The Bush Years: Outrage, after outrage, after ...outrage
Asked to name the Outrage of the Week, how could anyone possibly choose?
By Molly Ivins
Published October 13, 2005
AUSTIN, Texas -- On one of those television gong shows that passes for journalism, the panelists used to have to pick an Outrage of the Week. Then, each performer would wax indignant about his or her choice for 60 seconds or so. If someone asked me to name the Outrage of the Week about now, I'd have a coronary. How could anyone possibly choose?
I suppose the frontrunner is the anti-torture amendment. Sen. John McCain (R-Ariz.) proposed an amendment to the defense appropriations bill that would prohibit "cruel, inhuman or degrading" treatment of prisoners in the custody of the U.S. military.
This may strike you as a "goes without saying" proposition-the amendment passed the Senate 90 to 9. The United States has been signing anti-torture treaties under Democrats and Republicans for at least 50 years. But the Bush administration actually managed to find some weasel words to create a loophole in this longstanding commitment to civilized behavior.
According to the Bushies, if the United States is holding a prisoner on foreign soil, our soldiers can still subject him or her to cruel, inhuman and degrading treatment-the very forms of torture used by the soldiers who were later prosecuted for their conduct at Abu Ghraib. Does this make any sense, moral or common?
So deeply does President Bush feel our country, despite all its treaty commitments, has a right to torture that he has threatened to veto the bill if it passes. This would the first time in five years he has ever vetoed anything. Think about it: Five years of stupefying pork, ideological nonsense, dumb administrative ideas, fiscal idiocy, misbegotten energy programs-and the first thing the man vetoes is a bill to pay our soldiers because it carries an amendment saying, once again, that this country does not torture prisoners.
This is the United States of America. It is our country, not George W. Bush's personal property. The United States of America still stands for the rights of man, for freedom, dignity and justice. We do not torture helpless prisoners. Our soldiers are not the Nazi Waffen SS, not the North Vietnamese who tortured McCain and others for years on end, not bestial Argentinean fascists, not the Khmer Rouge.
Remember, we invaded Iraq because Saddam Hussein was such a horrible brute that he tortured people. This is beyond disgusting. The House Republicans, who have no shame, will try to weaken McCain's amendment. They need to hear from decent Republicans all over this country. Don't leave this hideous stain on your party's name. This is not what America stands for. We've had more loathsome and more dangerous enemies than Al Qaeda and managed to defeat them without resorting to torture.
And leading the charge in the House will be Rep. Tom DeLay (R-Texas), that pillar of moral rectitude and Christian mercy.
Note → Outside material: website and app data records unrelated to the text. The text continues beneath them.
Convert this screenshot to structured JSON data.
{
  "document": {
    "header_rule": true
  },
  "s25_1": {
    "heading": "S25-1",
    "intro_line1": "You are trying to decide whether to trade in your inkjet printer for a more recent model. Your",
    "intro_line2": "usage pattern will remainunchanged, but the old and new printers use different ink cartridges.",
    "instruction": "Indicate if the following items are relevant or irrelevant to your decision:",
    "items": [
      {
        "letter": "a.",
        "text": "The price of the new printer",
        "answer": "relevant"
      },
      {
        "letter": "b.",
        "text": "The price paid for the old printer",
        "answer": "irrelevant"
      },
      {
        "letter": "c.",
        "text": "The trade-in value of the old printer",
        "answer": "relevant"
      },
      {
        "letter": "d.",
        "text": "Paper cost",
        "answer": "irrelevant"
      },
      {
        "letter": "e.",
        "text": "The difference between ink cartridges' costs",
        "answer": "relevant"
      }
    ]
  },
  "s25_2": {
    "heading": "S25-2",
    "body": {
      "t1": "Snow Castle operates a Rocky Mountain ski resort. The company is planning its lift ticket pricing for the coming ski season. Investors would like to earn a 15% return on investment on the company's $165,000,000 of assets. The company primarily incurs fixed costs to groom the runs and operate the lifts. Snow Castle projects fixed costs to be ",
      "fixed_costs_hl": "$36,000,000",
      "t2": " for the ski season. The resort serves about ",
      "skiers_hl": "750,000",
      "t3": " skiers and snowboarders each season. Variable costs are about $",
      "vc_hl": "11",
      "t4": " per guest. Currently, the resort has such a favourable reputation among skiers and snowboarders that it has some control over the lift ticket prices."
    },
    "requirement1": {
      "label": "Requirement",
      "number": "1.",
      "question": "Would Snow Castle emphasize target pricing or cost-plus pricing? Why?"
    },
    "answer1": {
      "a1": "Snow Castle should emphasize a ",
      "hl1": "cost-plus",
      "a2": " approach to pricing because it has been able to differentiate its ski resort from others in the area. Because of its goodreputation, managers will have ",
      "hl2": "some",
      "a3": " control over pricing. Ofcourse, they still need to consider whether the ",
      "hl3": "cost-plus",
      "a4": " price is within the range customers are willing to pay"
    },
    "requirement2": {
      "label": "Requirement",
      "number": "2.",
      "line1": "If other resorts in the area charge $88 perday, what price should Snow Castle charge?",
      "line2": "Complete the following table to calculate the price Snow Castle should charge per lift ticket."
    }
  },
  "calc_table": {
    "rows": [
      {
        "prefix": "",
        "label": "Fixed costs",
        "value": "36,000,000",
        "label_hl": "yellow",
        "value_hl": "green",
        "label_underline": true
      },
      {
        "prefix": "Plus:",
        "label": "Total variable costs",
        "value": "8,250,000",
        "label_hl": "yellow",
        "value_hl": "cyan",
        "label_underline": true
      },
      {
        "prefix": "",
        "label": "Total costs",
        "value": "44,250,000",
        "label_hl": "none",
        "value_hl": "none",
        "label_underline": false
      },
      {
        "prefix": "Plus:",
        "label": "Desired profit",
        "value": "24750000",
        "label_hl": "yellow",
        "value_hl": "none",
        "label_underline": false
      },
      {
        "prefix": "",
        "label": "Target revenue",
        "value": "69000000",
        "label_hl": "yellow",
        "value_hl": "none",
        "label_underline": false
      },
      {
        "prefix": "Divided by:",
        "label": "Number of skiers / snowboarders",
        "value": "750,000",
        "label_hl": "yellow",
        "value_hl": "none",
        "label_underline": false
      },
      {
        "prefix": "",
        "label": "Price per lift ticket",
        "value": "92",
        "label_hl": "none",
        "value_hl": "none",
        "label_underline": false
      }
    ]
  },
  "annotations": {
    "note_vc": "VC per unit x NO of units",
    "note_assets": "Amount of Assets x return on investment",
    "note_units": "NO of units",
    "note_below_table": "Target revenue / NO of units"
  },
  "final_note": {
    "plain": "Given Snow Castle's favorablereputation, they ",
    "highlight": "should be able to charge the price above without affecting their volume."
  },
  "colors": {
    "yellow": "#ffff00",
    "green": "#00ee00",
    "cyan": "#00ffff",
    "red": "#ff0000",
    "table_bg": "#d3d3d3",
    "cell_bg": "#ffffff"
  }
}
Wait a minute: Didn't DeLay have to step down from his leadership position after he got indicted? Well, yes, but some step-downs are more down than others. There was "The Hammer" in full glory Friday, twisting arms and working the floor on behalf of a real cutie of a bill to benefit the oil companies.
Even Republicans revolted. As Rep. Sherwood Boehlert (R-N.Y.) said, "We are enriching people, but we are not doing anything to give the little guy a break."
I have become inured to Bush's idea of foreign policy. But the policy does result in some lovely ironies. On Friday, Mohamed ElBaradei, the highly respected head of the UN's International Atomic Energy Agency, won the Nobel Peace Prize. Quite apart from whether you support Bush or not, ElBaradei and the IAEA deserve the honor-they have been both diligent and effective.
ElBaradei was right when he repeatedly warned the Bush administration that Iraq did not have any weapons of mass destruction and has said the day the United States invaded "was the saddest in my life."
But you know our boy George: not for him the gracious, "Gee, you were right, and we were wrong after all." Nope, after ElBaradei was proved right, Bush tried to have him fired. And the man in charge of carrying out the campaign to have the guy fired for being right? John Bolton, now our ambassador to the United Nations.
Molly Ivins is a syndicated columnist based in Austin, Texas. E-mail: firstname.lastname@example.org. Creators Syndicate